§ **PROBLEM TO SOLVE**
Wherever a line holds the word "photo", copy that line from the data.

§ **DATA RECORDS**
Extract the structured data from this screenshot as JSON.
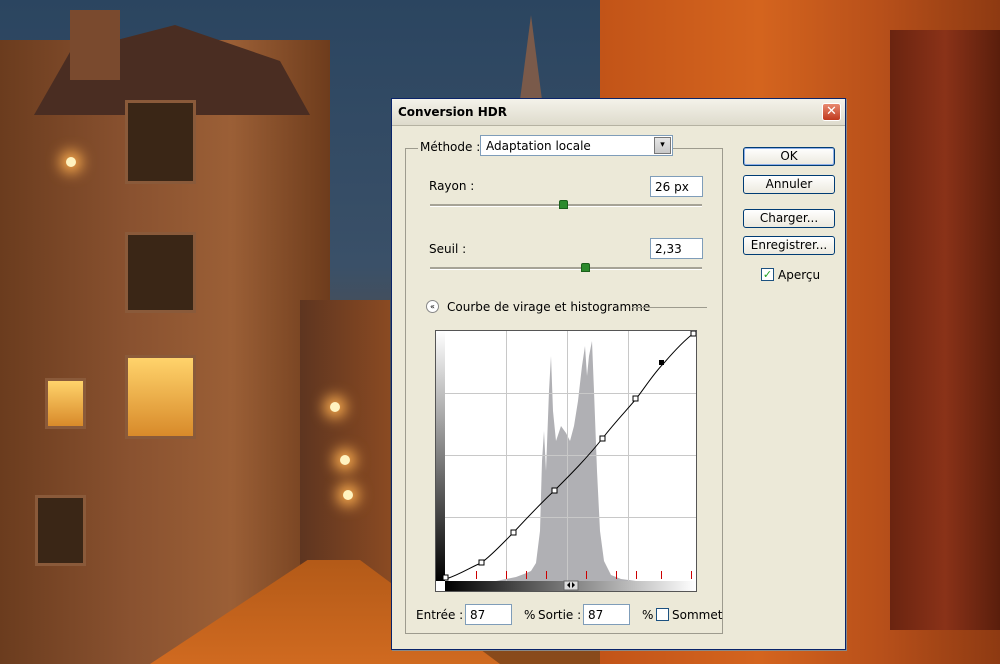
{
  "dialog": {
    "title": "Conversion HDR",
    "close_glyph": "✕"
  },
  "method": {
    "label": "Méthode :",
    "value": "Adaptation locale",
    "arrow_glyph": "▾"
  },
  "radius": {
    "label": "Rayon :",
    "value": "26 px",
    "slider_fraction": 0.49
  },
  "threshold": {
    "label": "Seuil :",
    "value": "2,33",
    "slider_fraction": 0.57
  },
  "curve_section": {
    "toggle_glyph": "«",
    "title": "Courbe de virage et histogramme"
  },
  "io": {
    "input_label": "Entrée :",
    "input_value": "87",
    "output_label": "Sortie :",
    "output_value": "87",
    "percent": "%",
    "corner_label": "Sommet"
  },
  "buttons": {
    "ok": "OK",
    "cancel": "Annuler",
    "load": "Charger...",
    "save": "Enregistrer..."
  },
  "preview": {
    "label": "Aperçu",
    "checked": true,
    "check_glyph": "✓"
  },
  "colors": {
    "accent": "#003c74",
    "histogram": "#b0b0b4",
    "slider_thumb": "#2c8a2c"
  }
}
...
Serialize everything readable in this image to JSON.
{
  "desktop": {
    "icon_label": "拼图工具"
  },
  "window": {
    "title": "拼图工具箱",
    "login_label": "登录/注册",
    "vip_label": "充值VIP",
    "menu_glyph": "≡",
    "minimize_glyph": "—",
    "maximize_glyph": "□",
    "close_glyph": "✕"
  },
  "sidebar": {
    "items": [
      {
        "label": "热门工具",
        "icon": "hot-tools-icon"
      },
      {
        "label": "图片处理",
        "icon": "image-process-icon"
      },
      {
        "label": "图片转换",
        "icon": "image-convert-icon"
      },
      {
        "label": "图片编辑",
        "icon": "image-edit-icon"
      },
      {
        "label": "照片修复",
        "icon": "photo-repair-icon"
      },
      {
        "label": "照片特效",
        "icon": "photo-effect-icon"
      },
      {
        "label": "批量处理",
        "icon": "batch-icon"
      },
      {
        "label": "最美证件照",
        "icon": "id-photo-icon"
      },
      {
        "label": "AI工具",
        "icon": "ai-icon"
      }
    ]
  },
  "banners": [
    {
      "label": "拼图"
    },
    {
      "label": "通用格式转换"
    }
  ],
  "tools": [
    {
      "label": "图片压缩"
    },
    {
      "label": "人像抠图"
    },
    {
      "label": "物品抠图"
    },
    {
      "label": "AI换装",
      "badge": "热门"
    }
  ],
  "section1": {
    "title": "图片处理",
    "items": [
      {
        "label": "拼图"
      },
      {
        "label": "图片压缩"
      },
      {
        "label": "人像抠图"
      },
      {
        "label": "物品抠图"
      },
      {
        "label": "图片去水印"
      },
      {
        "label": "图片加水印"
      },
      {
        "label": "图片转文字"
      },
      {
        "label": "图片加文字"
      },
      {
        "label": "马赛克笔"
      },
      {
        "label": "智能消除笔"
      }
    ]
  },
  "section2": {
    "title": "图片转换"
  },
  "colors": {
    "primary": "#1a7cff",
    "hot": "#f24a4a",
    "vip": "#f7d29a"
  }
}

§ **TASK SOLUTION**
        "icon": "photo-repair-icon"
        "icon": "photo-effect-icon"
        "icon": "id-photo-icon"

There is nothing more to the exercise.